Abstract: Satellites provide the most consistent and reliable measurements of snow and ice globally with estimates of snow-covered area, grain size, and concentration of light-absorbing particles creating global potential to improve existing operational forecasts and enable forecasting of water supplies for regions with little to no in situ forecasting. A main hurdle to consistent, accurate estimates of snow properties from space is the accurate and automatic identification of clouds in satellite images. Clouds cover snow from the view of sensors in the visible and infrared and impact the energy balance of the snowpack as it accumulates and melts.While most clouds are brighter in shortwave-infrared wavelengths than snow, some mixed pixels of snow and soil or vegetation can have multispectral signatures that are similar to those for some thin clouds. Some measured snow and cloud spectra can be successfully modeled as both snow and cloud spectra with no ability to discriminate, based on the common differences between snow and cloud, in the broad band passes of existing moderate resolution satellites. These spectral similarities limit the performance of cloud masks that class pixels individually. Fortunately, both snowpack’s and clouds are far larger than the spatial resolution of the multispectral satellite data we use to measure them, so an alternative approach is to use superpixels (segmented regions of local similarity) as the spatial resolution for data processing. Superpixels can automatically segment images into groups of pixels based on regional low-level image characteristics and replace pixels as the spatial resolution for processing; this greatly reduces the image size but not the information. Superpixels easily incorporate spatial and textural features alongside spectra for accurate cloud identification and show promise in improving cloud masks over snow covered terrain. The benefits of superpixels extend past the cloud masking phase and can be used as the spatial resolution much farther into an image processing workflow to increase speed and accuracy of algorithms designed for multispectral and hyperspectral sensors.

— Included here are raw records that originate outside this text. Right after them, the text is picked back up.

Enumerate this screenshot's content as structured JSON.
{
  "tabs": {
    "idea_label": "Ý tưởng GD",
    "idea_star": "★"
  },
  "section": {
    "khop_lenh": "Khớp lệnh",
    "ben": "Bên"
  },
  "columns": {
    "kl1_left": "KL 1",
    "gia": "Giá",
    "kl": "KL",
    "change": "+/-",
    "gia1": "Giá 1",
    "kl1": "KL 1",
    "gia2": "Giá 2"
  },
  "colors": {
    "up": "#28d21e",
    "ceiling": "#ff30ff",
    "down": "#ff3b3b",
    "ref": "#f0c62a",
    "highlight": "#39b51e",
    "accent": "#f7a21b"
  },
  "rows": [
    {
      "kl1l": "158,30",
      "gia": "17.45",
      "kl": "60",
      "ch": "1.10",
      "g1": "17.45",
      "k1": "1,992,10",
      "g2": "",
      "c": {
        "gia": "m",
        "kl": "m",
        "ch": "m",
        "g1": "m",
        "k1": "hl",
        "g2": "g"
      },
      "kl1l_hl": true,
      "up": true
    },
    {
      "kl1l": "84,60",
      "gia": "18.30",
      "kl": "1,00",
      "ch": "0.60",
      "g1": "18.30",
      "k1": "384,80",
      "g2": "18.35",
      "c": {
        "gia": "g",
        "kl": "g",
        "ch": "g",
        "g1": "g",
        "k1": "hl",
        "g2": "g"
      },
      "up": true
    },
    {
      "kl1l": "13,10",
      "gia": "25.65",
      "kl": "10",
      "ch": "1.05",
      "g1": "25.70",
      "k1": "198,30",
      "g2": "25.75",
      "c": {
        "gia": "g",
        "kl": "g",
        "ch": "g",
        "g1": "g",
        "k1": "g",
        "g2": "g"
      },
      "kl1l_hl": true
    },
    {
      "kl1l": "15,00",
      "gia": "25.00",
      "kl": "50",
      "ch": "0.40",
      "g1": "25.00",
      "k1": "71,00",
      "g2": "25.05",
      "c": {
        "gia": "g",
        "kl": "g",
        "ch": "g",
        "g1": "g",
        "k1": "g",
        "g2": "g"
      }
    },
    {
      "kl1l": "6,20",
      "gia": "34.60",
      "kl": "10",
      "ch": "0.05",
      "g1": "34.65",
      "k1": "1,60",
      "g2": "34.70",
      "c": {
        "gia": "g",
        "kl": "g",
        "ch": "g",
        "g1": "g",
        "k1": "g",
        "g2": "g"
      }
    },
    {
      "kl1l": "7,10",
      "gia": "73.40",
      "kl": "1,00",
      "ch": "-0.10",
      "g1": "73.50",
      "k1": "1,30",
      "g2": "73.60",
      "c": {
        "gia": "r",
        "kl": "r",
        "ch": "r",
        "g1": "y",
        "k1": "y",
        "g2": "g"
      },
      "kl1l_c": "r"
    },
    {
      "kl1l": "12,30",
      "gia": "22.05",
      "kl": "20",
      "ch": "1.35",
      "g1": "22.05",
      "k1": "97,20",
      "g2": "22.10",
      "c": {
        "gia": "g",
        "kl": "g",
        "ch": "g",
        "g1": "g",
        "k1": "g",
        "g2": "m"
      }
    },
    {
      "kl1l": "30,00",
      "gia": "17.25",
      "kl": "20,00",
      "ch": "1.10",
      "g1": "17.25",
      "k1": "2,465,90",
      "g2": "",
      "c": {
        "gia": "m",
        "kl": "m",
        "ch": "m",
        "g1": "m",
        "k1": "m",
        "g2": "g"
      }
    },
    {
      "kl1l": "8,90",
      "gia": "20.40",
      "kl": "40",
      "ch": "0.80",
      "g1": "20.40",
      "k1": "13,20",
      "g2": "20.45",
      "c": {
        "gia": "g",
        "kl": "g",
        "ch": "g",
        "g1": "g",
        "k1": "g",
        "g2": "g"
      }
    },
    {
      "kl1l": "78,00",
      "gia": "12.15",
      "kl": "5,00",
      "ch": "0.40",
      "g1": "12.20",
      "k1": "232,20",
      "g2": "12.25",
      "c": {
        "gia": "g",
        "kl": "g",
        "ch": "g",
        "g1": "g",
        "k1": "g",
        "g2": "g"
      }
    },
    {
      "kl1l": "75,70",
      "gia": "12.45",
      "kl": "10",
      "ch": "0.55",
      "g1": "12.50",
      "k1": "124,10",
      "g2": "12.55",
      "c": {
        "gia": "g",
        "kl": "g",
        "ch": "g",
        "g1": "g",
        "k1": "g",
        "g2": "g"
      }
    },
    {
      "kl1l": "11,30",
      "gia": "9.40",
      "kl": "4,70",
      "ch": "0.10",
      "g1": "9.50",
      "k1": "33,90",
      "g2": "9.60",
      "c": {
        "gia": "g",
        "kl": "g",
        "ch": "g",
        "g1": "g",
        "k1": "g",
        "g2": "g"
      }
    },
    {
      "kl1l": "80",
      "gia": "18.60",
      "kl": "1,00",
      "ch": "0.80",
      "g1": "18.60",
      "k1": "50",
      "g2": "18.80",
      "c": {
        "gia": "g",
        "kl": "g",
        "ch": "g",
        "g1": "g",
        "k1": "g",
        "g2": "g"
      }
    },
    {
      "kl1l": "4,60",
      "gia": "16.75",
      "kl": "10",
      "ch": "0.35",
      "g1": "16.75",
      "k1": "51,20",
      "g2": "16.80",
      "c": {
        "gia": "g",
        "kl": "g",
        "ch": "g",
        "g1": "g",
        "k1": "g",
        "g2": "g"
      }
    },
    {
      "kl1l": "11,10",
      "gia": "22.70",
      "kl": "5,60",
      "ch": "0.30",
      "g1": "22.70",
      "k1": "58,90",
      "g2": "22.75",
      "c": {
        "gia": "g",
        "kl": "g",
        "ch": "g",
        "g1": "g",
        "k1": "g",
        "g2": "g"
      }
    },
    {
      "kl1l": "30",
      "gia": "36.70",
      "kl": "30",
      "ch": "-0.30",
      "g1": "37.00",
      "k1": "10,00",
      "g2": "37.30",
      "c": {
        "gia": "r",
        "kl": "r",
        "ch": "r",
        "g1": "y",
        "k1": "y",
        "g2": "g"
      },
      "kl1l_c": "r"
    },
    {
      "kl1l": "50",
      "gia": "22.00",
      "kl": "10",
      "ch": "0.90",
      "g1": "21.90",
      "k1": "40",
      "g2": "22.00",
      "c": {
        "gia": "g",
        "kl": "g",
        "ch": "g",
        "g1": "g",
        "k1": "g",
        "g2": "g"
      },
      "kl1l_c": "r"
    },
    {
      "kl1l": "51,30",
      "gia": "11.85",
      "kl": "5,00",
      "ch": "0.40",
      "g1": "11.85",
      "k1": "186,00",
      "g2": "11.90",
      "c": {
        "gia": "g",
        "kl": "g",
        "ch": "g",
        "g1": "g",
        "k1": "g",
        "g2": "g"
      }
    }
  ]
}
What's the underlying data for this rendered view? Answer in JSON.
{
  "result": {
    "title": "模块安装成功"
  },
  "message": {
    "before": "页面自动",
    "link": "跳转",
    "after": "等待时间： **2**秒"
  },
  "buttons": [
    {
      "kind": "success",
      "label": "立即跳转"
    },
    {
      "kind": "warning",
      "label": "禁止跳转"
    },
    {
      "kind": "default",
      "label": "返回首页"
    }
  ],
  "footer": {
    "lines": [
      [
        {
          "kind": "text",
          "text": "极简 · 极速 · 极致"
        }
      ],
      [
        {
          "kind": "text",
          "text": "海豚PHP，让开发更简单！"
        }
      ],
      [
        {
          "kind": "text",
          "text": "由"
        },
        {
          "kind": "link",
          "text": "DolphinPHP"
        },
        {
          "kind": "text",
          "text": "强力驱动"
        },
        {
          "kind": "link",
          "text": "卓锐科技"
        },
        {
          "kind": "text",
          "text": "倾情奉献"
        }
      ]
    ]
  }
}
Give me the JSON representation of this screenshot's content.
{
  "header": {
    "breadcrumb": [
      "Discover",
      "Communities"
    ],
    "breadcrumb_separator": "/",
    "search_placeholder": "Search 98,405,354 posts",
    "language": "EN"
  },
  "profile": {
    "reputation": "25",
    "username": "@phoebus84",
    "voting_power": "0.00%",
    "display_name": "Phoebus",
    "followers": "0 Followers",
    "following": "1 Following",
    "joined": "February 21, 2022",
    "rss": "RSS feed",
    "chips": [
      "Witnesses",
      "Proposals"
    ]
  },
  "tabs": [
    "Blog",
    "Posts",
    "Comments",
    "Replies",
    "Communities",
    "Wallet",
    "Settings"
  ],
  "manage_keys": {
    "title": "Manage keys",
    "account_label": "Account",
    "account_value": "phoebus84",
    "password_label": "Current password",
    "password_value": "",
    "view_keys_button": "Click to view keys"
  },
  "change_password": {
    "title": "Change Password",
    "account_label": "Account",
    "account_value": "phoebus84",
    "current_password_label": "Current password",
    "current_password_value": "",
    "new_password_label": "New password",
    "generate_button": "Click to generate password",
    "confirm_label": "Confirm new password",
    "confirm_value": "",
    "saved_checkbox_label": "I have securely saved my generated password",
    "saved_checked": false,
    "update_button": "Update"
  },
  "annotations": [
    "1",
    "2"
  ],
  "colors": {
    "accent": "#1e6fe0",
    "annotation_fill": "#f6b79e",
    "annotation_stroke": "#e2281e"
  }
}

This talk will give an overview of why we need better forecasts of water supply that use satellite data, the current limitations of operational cloud masks over snow covered mountainous regions, recent advances in global cloud masking algorithms, and some of our work on superpixels we are incorporating into our workflows for masking clouds, measuring fractional snow cover, and estimating snowmelt. Various approaches to creating superpixels and their feature sets will be explained along with how they can be used throughout the imaging processing workflow for reducing imaging noise, speeding up algorithms, and training machine learning models.
Timbo Stillinger, PhD
Earth Research Institute, UC Santa Barbara